Supporters of Margaret Thatcher and her legacy often point to her housing policies as her greatest achievement. By creating a “freedom of the market” and a “property owning democracy” through the sale of council housing and the removal of ” unnecessary red tape” in the private rented sector, she is claimed to have increased prosperity for all (except perhaps the “feckless”) and to have increased the number of “stakeholders” in a society which at other times she claimed did not exist!
As with the rest of the Thatcherite legacy the success of her housing policies is myth rather than reality. Indeed the consequences have been disastrous, particularly for most of those not even born when she began her destructive and disastrous rule.
The sale of council housing to sitting tenants was certainly an electorally popular policy. In truth it had very little to do with the principles of the market economy. Large discounts were offered to existing tenants who chose to exercise their “right to buy” and many, quite understandably took up the offer, particularly those who were tenants of the high quality homes built by local authorities in the decades before and after the Second World War.
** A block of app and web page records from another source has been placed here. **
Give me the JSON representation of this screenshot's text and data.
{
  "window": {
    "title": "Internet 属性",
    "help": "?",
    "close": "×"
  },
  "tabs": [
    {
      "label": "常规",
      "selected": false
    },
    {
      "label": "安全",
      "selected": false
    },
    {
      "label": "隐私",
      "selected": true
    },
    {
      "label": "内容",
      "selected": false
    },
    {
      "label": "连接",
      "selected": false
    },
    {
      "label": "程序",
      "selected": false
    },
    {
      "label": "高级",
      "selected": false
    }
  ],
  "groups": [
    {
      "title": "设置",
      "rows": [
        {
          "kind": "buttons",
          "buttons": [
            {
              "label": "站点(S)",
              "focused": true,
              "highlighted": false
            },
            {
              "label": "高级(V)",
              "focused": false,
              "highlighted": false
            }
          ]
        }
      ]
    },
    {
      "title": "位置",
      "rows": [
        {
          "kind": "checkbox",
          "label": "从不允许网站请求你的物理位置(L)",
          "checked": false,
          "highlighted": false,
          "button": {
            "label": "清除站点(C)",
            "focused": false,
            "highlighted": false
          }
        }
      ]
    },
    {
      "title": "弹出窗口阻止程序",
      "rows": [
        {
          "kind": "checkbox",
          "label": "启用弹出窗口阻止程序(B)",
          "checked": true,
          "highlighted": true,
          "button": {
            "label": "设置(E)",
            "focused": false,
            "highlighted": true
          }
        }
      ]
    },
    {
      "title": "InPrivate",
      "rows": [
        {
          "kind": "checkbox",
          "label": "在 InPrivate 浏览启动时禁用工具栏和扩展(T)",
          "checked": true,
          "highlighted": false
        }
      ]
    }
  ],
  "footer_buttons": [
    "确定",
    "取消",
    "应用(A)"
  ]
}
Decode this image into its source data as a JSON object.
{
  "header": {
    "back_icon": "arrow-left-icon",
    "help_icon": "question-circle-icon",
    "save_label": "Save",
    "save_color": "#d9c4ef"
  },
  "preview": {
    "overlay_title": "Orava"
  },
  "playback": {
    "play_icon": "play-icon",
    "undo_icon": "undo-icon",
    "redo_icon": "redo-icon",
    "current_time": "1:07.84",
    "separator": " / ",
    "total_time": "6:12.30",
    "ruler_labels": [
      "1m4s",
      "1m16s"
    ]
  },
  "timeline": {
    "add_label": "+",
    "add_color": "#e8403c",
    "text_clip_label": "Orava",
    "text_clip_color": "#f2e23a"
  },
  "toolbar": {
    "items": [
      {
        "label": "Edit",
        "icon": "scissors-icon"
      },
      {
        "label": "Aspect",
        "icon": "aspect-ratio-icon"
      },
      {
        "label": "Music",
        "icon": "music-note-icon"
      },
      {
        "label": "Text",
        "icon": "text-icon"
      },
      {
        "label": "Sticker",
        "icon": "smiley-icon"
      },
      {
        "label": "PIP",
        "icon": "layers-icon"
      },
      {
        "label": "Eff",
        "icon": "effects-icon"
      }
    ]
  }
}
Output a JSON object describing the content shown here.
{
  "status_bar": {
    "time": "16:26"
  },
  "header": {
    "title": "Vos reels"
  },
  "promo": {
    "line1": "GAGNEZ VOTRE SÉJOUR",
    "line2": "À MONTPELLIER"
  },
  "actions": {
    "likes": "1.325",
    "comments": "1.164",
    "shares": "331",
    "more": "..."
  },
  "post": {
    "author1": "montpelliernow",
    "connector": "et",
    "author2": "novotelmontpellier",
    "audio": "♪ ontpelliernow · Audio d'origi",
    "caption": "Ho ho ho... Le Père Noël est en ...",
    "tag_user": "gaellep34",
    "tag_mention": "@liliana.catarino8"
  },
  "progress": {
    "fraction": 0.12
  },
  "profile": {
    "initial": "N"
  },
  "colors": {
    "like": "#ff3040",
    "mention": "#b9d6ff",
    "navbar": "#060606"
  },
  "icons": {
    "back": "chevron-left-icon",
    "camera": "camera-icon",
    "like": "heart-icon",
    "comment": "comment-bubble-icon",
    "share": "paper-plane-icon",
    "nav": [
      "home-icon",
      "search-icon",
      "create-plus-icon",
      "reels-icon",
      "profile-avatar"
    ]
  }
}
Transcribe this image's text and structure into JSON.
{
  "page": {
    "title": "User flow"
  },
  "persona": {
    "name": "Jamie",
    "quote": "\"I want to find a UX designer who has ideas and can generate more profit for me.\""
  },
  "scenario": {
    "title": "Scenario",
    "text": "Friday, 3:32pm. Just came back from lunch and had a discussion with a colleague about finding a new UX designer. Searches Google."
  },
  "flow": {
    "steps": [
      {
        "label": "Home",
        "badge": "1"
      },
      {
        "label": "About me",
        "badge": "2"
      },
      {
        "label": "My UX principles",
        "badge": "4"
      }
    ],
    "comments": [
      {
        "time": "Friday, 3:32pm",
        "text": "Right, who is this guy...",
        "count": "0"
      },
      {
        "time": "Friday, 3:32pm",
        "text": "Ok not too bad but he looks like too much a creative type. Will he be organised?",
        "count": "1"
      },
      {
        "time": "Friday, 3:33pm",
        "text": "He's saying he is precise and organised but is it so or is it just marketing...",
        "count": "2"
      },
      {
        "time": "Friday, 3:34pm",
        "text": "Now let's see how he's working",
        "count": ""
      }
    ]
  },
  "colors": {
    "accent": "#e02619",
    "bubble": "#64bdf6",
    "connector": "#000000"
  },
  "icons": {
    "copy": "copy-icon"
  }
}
While it may be hard to object to working class tenants being given a subsidy to buy a property, the problem was that the homes that were sold were not replaced. Indeed local councils, who had built and paid for the properties in the first place were not allowed to spend the money raised from the sales on building new homes.
There had never been “council homes for all” but within a decade or so there was a chronic shortage of “social housing” (including housing owned by housing associations and by companies set up to take over much of the remaining council housing) in many areas.
Today many areas has become most areas. In Nottingham there are 13,000 on the waiting list and only 2,500 properties become available per year. In Derbyshire Dales, where, like much of rural Britain, home ownership has become unaffordable for most of the local population, the council website warns against expectation of success for those needing social housing, pointing out that many properties receive over 100 bids in the new “choice based” letting system which they, like other councils, have introduced and which in reality offers no choice at all to most on the waiting list. Across the East Midlands as a whole 120,000 were on social housing waiting lists in 2012, a figure which is likely to have increased since then and which does not include the many more who have given up waiting or have been put off or barred from applying (its one chance only these days and if, for instance, you have ever been in rent arrears you can expect to be refused permission to even join the queue).
So what happens to all those who cannot get social housing and cannot afford to buy?
They have no alternative but to try and find somewhere to rent from a private landlord.
Which brings us on to the another, less publicised but equally influential Thatcherite housing reform: the reduced protection for tenants renting from private landlords. Alongside the reduction in the availability of council and other “social” housing, and offered as an alternative to it, the Thatcher government sought to increase the number of private landlords and private tenancies. To make becoming a private landlord more attractive, and more profitable, rent controls were abolished and the eviction of a tenant was made straightforward, with the tenant having no defence and not having had to have breached any tenancy condition.
The consequence of this? There has been a huge increase in the availability of private tenancies, presented as offering “more choice in the housing market” but in reality, for those unable to afford rents at the luxury end of the market, tenants have fewer rights and little security. Of course not all landlords behave unreasonably, but there is almost no comeback on those that do, whilst even “responsible” landlords are tempted to increase rents and minimise expenditure on repairs and maintenance when their primary aim is private profit, whilst always keeping open the option of evicting the tenant in order to sell the property with vacant possession. For many private tenants there is no opportunity to obtain a permanent home, with the threat of eviction always only two months away, or any expectation that profit driven landlords will carry out anything more than essential repairs.
Many private tenants no doubt continue to aspire to home ownership, which is likely to remain out of reach for many of them, with house prices rising again and wages continuing to stagnate. There is growing evidence that only those benefiting from inherited wealth and / or handouts from relatives can afford to become owner occupiers in large parts of the country, whilst many families face the prospect of moving from one short term private tenancy to another, their children often not in one place long enough to build lasting friendships, and not even being sure about which school they will be going to from one term to the next. With little or no hope of owner occupation or of obtaining the secure, affordable social housing that most of them would prefer.
What does the Green Party say ?
– that everyone is entitled to secure and affordable housing
– that better use should be made of the existing stock, with local councils being given strengthened powers against speculative landlords and owners deliberately keeping housing empty.
– that where and when new housing does need to be built it is done to the highest environmental standards and is affordable for most of those needing housing, whether to rent or to buy.
– that private tenants should have more rights and better protection. In particular Assured Shorthold Tenancies, giving landlords the right to end tenancies without good cause, should be abolished .
Our essential belief is that housing, like health, education and public services in general, is too important to be left to the market to provide and that secure and sustainable housing is a right and not a privilege.
Decent housing for all, for the common good.